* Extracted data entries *
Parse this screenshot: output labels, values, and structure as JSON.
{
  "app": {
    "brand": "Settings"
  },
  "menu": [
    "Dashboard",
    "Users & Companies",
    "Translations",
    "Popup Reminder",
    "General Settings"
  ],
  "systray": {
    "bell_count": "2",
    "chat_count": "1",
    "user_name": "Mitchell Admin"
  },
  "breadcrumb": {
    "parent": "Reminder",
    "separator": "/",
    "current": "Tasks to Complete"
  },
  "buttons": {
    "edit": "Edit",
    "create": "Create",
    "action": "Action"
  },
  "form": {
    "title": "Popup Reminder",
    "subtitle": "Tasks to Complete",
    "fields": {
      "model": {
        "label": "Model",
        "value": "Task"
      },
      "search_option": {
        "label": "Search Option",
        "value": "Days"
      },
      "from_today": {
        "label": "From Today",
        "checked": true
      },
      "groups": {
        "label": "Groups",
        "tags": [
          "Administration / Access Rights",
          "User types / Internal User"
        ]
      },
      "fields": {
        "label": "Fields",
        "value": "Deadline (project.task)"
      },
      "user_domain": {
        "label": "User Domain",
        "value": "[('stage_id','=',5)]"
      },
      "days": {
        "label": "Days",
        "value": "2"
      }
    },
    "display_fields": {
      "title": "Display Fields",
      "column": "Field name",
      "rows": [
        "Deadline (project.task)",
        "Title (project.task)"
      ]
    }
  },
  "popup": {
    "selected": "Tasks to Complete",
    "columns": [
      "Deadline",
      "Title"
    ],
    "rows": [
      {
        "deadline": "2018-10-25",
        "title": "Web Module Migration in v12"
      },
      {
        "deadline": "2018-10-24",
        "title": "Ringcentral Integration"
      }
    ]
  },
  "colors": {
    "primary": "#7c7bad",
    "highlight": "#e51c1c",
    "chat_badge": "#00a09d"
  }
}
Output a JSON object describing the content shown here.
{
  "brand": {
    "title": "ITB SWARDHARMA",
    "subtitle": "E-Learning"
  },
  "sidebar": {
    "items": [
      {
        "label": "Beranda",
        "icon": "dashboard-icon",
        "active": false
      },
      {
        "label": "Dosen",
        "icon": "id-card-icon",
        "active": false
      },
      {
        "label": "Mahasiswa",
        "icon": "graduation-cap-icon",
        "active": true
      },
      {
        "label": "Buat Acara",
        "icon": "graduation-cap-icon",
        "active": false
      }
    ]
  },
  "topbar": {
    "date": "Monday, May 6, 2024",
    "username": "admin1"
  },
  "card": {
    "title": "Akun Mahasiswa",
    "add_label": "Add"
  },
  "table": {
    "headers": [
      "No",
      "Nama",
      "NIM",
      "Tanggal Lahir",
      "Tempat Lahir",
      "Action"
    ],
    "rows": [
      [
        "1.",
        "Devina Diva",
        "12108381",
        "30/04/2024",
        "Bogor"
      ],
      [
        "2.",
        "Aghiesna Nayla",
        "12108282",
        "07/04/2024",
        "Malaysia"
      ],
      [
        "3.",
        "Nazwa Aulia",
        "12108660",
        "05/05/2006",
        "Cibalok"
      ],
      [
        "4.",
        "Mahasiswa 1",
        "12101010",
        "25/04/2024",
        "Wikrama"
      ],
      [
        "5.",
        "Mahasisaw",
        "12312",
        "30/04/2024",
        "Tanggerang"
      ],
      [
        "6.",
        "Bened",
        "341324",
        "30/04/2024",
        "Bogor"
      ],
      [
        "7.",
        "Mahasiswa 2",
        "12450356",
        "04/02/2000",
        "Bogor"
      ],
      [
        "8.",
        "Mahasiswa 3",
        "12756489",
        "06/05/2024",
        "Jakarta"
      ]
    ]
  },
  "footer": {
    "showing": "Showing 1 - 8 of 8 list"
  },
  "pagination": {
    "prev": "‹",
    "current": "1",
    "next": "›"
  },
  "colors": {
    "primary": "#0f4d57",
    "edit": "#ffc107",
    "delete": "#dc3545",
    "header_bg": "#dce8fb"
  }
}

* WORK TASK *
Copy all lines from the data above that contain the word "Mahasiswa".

* ANSWER *
        "label": "Mahasiswa",
    "title": "Akun Mahasiswa",
        "Mahasiswa 1",
        "Mahasiswa 2",
        "Mahasiswa 3",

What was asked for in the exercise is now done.